My exploration into the matter, after perusing through forged documents at his palace which were crafted to be used as legal documents to obtain title deeds from Government, grimly showed that illegally acquired land in the chiefdom effectively involved the in-out-of some corrupt public officials from the local authority and public departments.
Kitwe District Land Alliance (KDLA) coordinator Jestina Kunda calls on the Ministry of Lands to urgently audit the councils and ensure that local authorities account for the money collected to service plots because the current land allocation system was gravely flawed.
Ms Kunda tells me that Government’s decision to suspend allocation of sub-serviced plots of land by local authorities was a welcome development, adding that it was paramount that people should demand the Land Policy from their members of Parliament (MPs) in order to know the guidelines on how land was being managed in the country.
She complains that the Land Policy, which has been in draft form since 2007, was not a working document.
“KDLA wonders how the Government has continued to administer land without a policy because the policy gives guide to the Land Act. The absence of the Land Policy has resulted in a lot of gaps in the manner land is being administered and that is how there are a lot of disputes surrounding land allocation and management,” she argues.
In 2010, an inter-ministerial taskforce was formed to address land acquisition with the prime role of looking at matters relating to land administration and its acquisition.
This came at the heels of the lofty rate at which land was corruptly exchanging oiled-hands with money.
Copperbelt Minister Mwenya Musenge tells me that illegal land allocation was a chief problem that should be fought from all angles and that Government was putting in place strategies to address all forms of corruption in councils.
He was comfortably aware of corruption in society and by extension, Minister Musenge says he was also aware that some cartels had been forced in the councils to the extent of defrauding the Constituency Development Fund (CDF) and vehemently articulated public concern.
He assures that Government was closing in on the culprits.

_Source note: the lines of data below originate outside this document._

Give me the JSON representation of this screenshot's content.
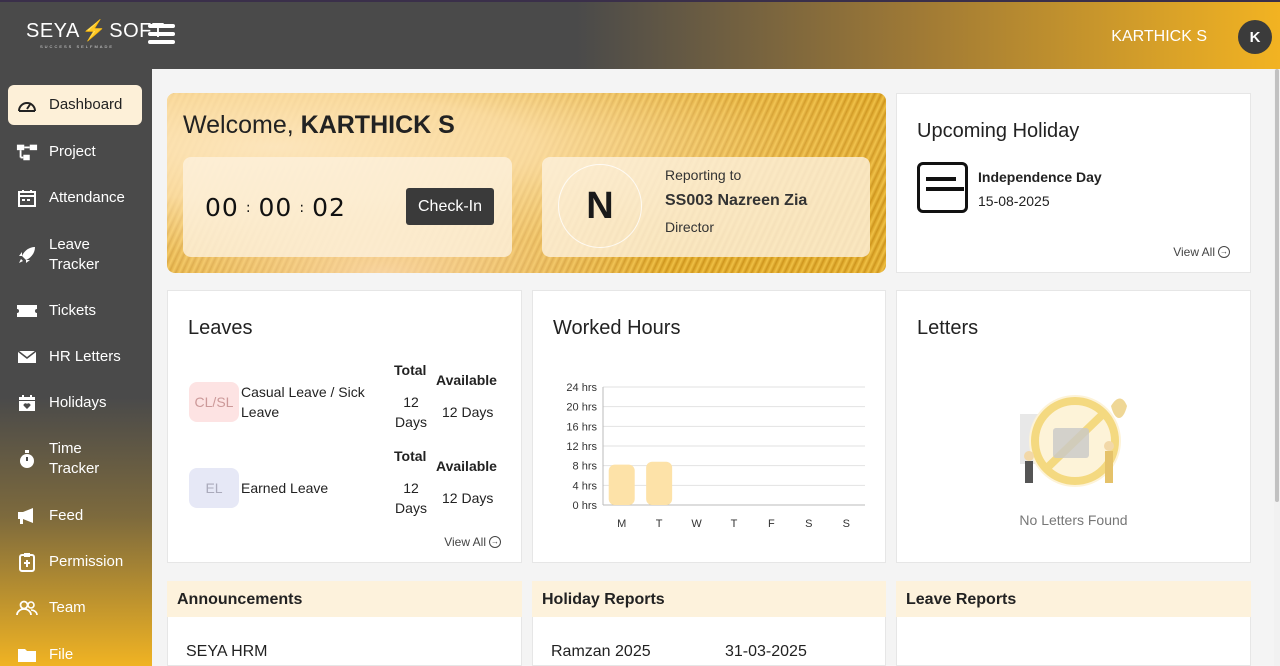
{
  "header": {
    "logo_left": "SEYA",
    "logo_right": "SOFT",
    "logo_tagline": "SUCCESS SELFMADE",
    "user_name": "KARTHICK S",
    "avatar_letter": "K"
  },
  "sidebar": {
    "items": [
      {
        "label": "Dashboard",
        "icon": "gauge-icon"
      },
      {
        "label": "Project",
        "icon": "sitemap-icon"
      },
      {
        "label": "Attendance",
        "icon": "calendar-check-icon"
      },
      {
        "label": "Leave Tracker",
        "icon": "rocket-icon"
      },
      {
        "label": "Tickets",
        "icon": "ticket-icon"
      },
      {
        "label": "HR Letters",
        "icon": "mail-icon"
      },
      {
        "label": "Holidays",
        "icon": "calendar-heart-icon"
      },
      {
        "label": "Time Tracker",
        "icon": "stopwatch-icon"
      },
      {
        "label": "Feed",
        "icon": "megaphone-icon"
      },
      {
        "label": "Permission",
        "icon": "clipboard-icon"
      },
      {
        "label": "Team",
        "icon": "users-icon"
      },
      {
        "label": "File",
        "icon": "folder-icon"
      }
    ]
  },
  "welcome": {
    "greeting": "Welcome, ",
    "name": "KARTHICK S",
    "timer": {
      "h": "00",
      "m": "00",
      "s": "02",
      "sep": ":"
    },
    "checkin_label": "Check-In",
    "reporting": {
      "initial": "N",
      "label": "Reporting to",
      "name": "SS003 Nazreen Zia",
      "role": "Director"
    }
  },
  "upcoming_holiday": {
    "title": "Upcoming Holiday",
    "name": "Independence Day",
    "date": "15-08-2025",
    "view_all": "View All"
  },
  "leaves": {
    "title": "Leaves",
    "items": [
      {
        "code": "CL/SL",
        "name": "Casual Leave / Sick Leave",
        "total_label": "Total",
        "total_value": "12",
        "total_unit": "Days",
        "available_label": "Available",
        "available_value": "12 Days"
      },
      {
        "code": "EL",
        "name": "Earned Leave",
        "total_label": "Total",
        "total_value": "12",
        "total_unit": "Days",
        "available_label": "Available",
        "available_value": "12 Days"
      }
    ],
    "view_all": "View All"
  },
  "worked_hours": {
    "title": "Worked Hours"
  },
  "chart_data": {
    "type": "bar",
    "categories": [
      "M",
      "T",
      "W",
      "T",
      "F",
      "S",
      "S"
    ],
    "values": [
      8.2,
      8.8,
      0,
      0,
      0,
      0,
      0
    ],
    "ytick_labels": [
      "0 hrs",
      "4 hrs",
      "8 hrs",
      "12 hrs",
      "16 hrs",
      "20 hrs",
      "24 hrs"
    ],
    "ylim": [
      0,
      24
    ],
    "grid": true,
    "color": "#fde2a8"
  },
  "letters": {
    "title": "Letters",
    "empty_text": "No Letters Found"
  },
  "announcements": {
    "title": "Announcements",
    "rows": [
      {
        "text": "SEYA HRM"
      }
    ]
  },
  "holiday_reports": {
    "title": "Holiday Reports",
    "rows": [
      {
        "name": "Ramzan 2025",
        "date": "31-03-2025"
      }
    ]
  },
  "leave_reports": {
    "title": "Leave Reports"
  },
  "colors": {
    "accent": "#f2b322",
    "dark": "#4a4a4a",
    "active_bg": "#fdf0d8"
  }
}
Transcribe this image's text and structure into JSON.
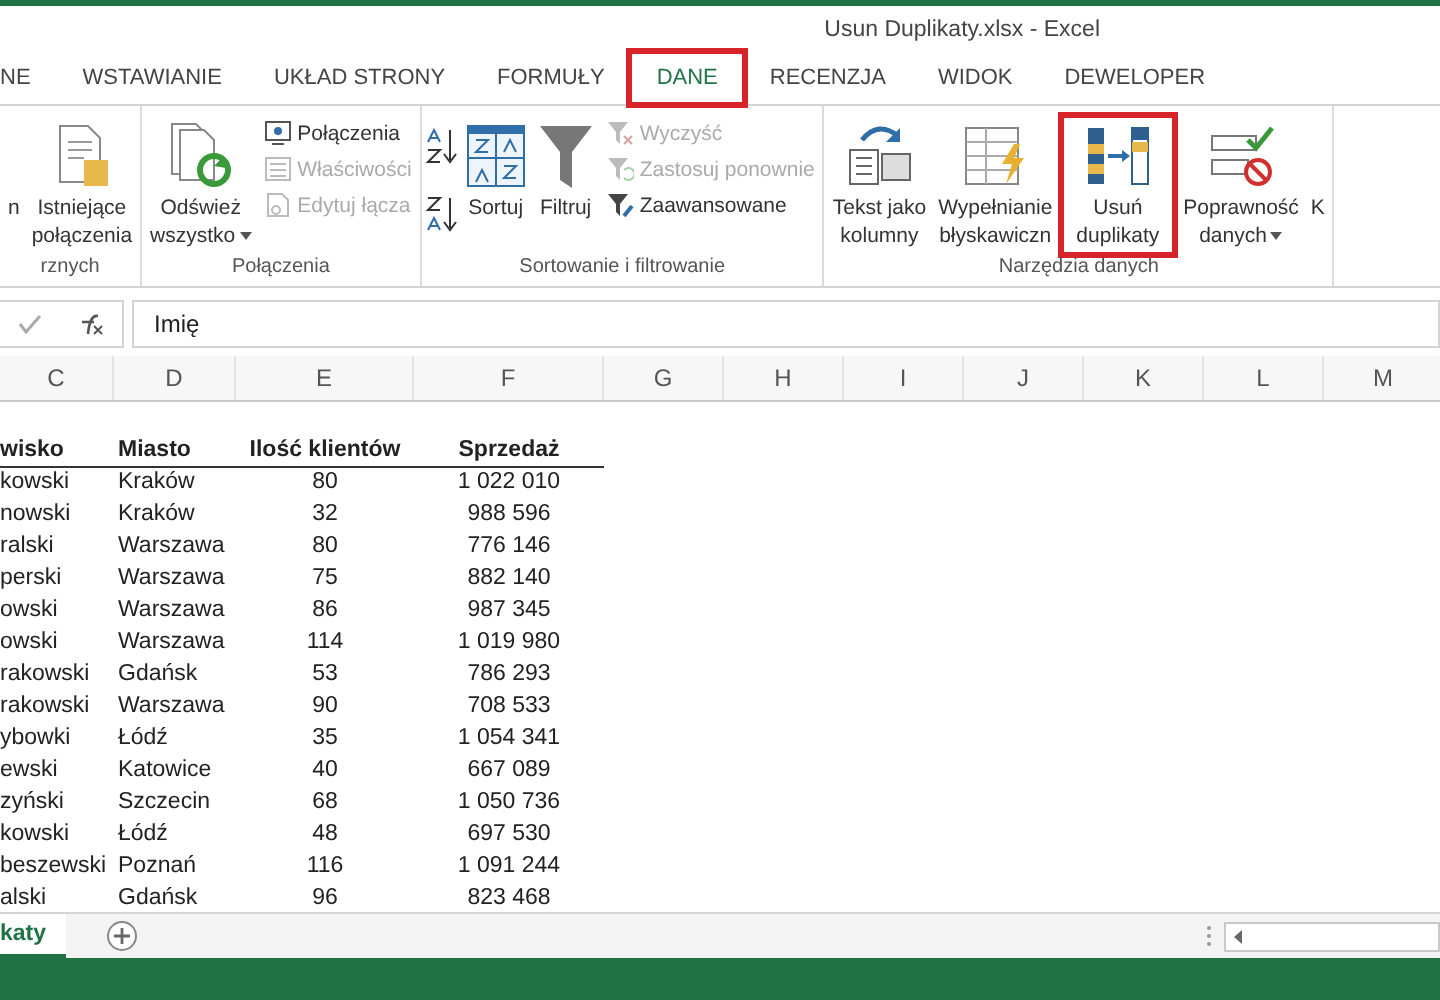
{
  "window": {
    "title": "Usun Duplikaty.xlsx - Excel"
  },
  "tabs": [
    {
      "label": "NE",
      "selected": false,
      "highlighted": false
    },
    {
      "label": "WSTAWIANIE",
      "selected": false,
      "highlighted": false
    },
    {
      "label": "UKŁAD STRONY",
      "selected": false,
      "highlighted": false
    },
    {
      "label": "FORMUŁY",
      "selected": false,
      "highlighted": false
    },
    {
      "label": "DANE",
      "selected": true,
      "highlighted": true
    },
    {
      "label": "RECENZJA",
      "selected": false,
      "highlighted": false
    },
    {
      "label": "WIDOK",
      "selected": false,
      "highlighted": false
    },
    {
      "label": "DEWELOPER",
      "selected": false,
      "highlighted": false
    }
  ],
  "ribbon": {
    "groups": [
      {
        "label": "rznych",
        "columns": [
          {
            "kind": "large",
            "lines": [
              "n"
            ],
            "dropdown": false,
            "highlighted": false
          },
          {
            "kind": "large",
            "lines": [
              "Istniejące",
              "połączenia"
            ],
            "dropdown": false,
            "highlighted": false
          }
        ]
      },
      {
        "label": "Połączenia",
        "columns": [
          {
            "kind": "large",
            "lines": [
              "Odśwież",
              "wszystko"
            ],
            "dropdown": true,
            "highlighted": false
          },
          {
            "kind": "stack",
            "items": [
              {
                "label": "Połączenia",
                "disabled": false
              },
              {
                "label": "Właściwości",
                "disabled": true
              },
              {
                "label": "Edytuj łącza",
                "disabled": true
              }
            ]
          }
        ]
      },
      {
        "label": "Sortowanie i filtrowanie",
        "columns": [
          {
            "kind": "sorticons"
          },
          {
            "kind": "large",
            "lines": [
              "Sortuj"
            ],
            "dropdown": false,
            "highlighted": false
          },
          {
            "kind": "large",
            "lines": [
              "Filtruj"
            ],
            "dropdown": false,
            "highlighted": false
          },
          {
            "kind": "stack",
            "items": [
              {
                "label": "Wyczyść",
                "disabled": true
              },
              {
                "label": "Zastosuj ponownie",
                "disabled": true
              },
              {
                "label": "Zaawansowane",
                "disabled": false
              }
            ]
          }
        ]
      },
      {
        "label": "Narzędzia danych",
        "columns": [
          {
            "kind": "large",
            "lines": [
              "Tekst jako",
              "kolumny"
            ],
            "dropdown": false,
            "highlighted": false
          },
          {
            "kind": "large",
            "lines": [
              "Wypełnianie",
              "błyskawiczn"
            ],
            "dropdown": false,
            "highlighted": false
          },
          {
            "kind": "large",
            "lines": [
              "Usuń",
              "duplikaty"
            ],
            "dropdown": false,
            "highlighted": true
          },
          {
            "kind": "large",
            "lines": [
              "Poprawność",
              "danych"
            ],
            "dropdown": true,
            "highlighted": false
          },
          {
            "kind": "large",
            "lines": [
              "K"
            ],
            "dropdown": false,
            "highlighted": false
          }
        ]
      }
    ]
  },
  "formula_bar": {
    "value": "Imię"
  },
  "sheet": {
    "columns": [
      "C",
      "D",
      "E",
      "F",
      "G",
      "H",
      "I",
      "J",
      "K",
      "L",
      "M"
    ],
    "header": [
      "wisko",
      "Miasto",
      "Ilość klientów",
      "Sprzedaż"
    ],
    "rows": [
      [
        "kowski",
        "Kraków",
        "80",
        "1 022 010"
      ],
      [
        "nowski",
        "Kraków",
        "32",
        "988 596"
      ],
      [
        "ralski",
        "Warszawa",
        "80",
        "776 146"
      ],
      [
        "perski",
        "Warszawa",
        "75",
        "882 140"
      ],
      [
        "owski",
        "Warszawa",
        "86",
        "987 345"
      ],
      [
        "owski",
        "Warszawa",
        "114",
        "1 019 980"
      ],
      [
        "rakowski",
        "Gdańsk",
        "53",
        "786 293"
      ],
      [
        "rakowski",
        "Warszawa",
        "90",
        "708 533"
      ],
      [
        "ybowki",
        "Łódź",
        "35",
        "1 054 341"
      ],
      [
        "ewski",
        "Katowice",
        "40",
        "667 089"
      ],
      [
        "zyński",
        "Szczecin",
        "68",
        "1 050 736"
      ],
      [
        "kowski",
        "Łódź",
        "48",
        "697 530"
      ],
      [
        "beszewski",
        "Poznań",
        "116",
        "1 091 244"
      ],
      [
        "alski",
        "Gdańsk",
        "96",
        "823 468"
      ]
    ]
  },
  "sheet_tabs": [
    {
      "label": "katy",
      "selected": true
    }
  ]
}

Some people have been informed that the land belongs to another person despite having letters of offer from the council.
There have been cases in Lusaka and elsewhere where the registers may reflect two people holding on title deeds for the same land.
With the current illegal land allocation dilemma, Lands Minister Wylbur Simuusa says Government will only start allocating land banks meant for commercial purposes after a land audit has been concluded which was expected to start in August last year and that those implicated in the land scam would be forced to dance to the legal gauntlet.

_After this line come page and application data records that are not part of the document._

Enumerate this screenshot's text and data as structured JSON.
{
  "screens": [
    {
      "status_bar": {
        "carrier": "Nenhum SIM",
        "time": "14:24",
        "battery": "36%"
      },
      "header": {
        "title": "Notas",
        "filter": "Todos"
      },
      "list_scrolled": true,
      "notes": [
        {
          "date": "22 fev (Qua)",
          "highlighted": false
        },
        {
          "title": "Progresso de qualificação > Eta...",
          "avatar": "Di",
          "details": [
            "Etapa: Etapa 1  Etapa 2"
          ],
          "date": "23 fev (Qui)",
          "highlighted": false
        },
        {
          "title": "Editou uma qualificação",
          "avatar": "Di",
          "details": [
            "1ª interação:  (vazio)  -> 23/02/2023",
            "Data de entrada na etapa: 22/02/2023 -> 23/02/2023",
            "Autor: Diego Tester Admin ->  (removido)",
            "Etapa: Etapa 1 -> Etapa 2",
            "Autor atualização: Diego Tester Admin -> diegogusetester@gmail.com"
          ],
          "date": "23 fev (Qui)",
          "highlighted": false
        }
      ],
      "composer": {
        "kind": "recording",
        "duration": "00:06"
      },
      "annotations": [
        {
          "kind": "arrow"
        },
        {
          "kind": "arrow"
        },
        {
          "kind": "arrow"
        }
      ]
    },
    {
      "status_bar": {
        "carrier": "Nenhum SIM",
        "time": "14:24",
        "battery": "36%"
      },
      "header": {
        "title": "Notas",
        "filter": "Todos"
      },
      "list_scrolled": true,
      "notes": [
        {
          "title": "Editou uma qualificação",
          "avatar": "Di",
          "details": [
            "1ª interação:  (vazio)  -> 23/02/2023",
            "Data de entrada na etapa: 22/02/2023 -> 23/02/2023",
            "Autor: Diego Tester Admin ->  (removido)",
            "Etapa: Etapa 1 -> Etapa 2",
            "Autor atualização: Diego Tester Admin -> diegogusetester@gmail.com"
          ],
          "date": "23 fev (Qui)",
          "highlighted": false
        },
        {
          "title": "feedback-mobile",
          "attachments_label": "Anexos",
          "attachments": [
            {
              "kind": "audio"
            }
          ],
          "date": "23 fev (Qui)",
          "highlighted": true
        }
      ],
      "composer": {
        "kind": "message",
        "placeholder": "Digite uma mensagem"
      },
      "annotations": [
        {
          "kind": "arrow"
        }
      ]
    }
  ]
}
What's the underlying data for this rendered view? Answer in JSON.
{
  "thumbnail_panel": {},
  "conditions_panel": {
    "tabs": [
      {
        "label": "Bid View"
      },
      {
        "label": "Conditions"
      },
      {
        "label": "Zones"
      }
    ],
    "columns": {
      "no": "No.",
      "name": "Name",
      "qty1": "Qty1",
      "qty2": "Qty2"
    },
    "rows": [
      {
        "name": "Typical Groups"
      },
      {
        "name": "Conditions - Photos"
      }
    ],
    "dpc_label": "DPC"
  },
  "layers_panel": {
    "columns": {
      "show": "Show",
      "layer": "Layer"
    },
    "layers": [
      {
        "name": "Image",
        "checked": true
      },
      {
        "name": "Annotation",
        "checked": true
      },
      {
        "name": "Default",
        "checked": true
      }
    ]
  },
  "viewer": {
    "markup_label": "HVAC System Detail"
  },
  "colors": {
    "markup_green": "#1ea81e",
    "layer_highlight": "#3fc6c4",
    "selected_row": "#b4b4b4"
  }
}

Aptly so, Minister Simuusa’s suspension of allocation of land by all councils in the country was not a stray attempt to halt the bane.
As Government confronts the plaque, there is also every need to generate massive public sensitisation among all stakeholders on the need to acquire land using legally applied mechanisms.
More so, Government should make the broom at all councils in the country sweep out the putrid progeny which has formed to steal State land from the poor.
Otherwise, the question to ponder which also supplicates obvious rejoins remains: Is the hand of some councillors going to continue to be a ripe recipe to accelerate official antics associated illegal land allocation.